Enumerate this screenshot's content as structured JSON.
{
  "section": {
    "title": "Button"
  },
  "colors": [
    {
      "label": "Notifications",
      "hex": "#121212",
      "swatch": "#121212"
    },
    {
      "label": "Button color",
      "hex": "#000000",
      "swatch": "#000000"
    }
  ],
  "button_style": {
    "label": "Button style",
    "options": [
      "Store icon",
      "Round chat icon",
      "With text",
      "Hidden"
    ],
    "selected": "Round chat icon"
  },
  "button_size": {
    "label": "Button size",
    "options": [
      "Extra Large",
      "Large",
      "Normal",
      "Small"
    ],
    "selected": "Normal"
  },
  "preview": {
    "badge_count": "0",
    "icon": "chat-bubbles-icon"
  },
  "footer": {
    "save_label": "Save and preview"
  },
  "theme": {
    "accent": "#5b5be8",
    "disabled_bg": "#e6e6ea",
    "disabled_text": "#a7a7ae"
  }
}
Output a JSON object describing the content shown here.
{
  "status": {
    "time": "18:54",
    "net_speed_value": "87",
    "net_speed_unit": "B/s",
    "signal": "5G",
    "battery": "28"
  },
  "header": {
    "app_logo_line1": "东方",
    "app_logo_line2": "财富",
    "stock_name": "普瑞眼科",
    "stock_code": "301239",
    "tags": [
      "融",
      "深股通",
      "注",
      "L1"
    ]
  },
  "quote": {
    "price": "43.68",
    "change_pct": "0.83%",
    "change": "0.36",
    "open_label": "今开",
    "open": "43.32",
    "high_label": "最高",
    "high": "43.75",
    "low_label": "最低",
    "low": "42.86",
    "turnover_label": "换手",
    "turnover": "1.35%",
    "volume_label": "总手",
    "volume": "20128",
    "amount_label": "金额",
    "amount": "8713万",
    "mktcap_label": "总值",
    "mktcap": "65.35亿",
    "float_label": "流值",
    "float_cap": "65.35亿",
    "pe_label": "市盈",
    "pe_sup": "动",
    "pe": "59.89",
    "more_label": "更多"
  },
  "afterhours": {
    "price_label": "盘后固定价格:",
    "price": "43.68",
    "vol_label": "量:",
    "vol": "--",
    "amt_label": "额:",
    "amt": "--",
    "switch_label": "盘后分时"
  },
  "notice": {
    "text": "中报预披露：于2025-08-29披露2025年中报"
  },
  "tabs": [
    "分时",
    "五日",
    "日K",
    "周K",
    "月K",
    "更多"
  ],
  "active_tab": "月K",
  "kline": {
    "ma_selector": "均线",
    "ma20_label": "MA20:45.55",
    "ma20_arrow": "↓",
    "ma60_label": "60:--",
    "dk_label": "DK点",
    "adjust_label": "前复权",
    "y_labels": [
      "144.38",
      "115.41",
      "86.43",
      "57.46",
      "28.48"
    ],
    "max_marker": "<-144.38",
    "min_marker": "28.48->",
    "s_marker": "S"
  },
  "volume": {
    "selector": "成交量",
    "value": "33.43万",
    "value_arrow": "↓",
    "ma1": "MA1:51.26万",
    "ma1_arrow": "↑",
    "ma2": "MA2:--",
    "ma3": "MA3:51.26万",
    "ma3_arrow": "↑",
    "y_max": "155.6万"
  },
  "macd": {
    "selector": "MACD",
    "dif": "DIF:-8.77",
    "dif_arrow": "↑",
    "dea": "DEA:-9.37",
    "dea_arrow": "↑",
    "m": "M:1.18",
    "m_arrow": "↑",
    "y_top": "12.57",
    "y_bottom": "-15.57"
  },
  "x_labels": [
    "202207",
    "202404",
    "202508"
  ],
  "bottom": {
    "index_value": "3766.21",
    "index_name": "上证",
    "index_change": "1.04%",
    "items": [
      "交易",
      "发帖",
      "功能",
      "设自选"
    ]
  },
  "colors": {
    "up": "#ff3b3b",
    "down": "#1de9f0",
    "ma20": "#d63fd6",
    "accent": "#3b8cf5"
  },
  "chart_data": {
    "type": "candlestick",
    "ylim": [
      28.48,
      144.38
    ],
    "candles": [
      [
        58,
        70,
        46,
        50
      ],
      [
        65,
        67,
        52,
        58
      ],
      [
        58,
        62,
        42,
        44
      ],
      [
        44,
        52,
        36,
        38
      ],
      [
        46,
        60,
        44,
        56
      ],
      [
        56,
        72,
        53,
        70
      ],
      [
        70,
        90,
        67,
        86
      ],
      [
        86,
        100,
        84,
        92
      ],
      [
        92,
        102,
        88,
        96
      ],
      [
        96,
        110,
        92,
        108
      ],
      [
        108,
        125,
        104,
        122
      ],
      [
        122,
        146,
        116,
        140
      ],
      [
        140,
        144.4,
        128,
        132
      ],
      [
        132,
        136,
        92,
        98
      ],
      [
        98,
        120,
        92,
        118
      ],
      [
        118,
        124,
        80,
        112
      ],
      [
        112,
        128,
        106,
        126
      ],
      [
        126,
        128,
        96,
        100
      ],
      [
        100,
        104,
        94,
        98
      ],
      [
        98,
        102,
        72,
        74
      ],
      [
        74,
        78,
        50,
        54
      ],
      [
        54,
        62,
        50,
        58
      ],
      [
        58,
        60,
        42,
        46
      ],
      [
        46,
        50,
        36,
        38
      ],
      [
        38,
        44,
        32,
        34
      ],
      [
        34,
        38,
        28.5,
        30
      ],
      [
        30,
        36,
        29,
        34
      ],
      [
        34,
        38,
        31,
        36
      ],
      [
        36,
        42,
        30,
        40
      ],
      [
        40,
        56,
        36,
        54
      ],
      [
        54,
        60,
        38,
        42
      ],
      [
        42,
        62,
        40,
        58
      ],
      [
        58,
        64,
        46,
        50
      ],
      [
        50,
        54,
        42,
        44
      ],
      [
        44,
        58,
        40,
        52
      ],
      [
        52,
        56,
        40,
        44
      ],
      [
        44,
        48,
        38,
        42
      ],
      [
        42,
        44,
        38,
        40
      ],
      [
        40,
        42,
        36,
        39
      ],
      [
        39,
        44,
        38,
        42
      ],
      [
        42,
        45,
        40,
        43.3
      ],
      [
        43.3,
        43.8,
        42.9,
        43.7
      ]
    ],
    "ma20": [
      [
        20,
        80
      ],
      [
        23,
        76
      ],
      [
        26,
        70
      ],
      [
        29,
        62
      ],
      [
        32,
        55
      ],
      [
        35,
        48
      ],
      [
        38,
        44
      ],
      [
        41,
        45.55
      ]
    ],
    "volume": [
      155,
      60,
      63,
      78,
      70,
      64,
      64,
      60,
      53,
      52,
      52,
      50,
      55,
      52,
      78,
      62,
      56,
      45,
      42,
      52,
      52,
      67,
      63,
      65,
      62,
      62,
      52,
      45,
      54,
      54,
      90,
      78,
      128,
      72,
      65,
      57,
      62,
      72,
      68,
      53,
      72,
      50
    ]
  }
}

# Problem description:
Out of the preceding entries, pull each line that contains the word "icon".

# Exercise result:
      "Store icon",
      "Round chat icon",
    "selected": "Round chat icon"
    "icon": "chat-bubbles-icon"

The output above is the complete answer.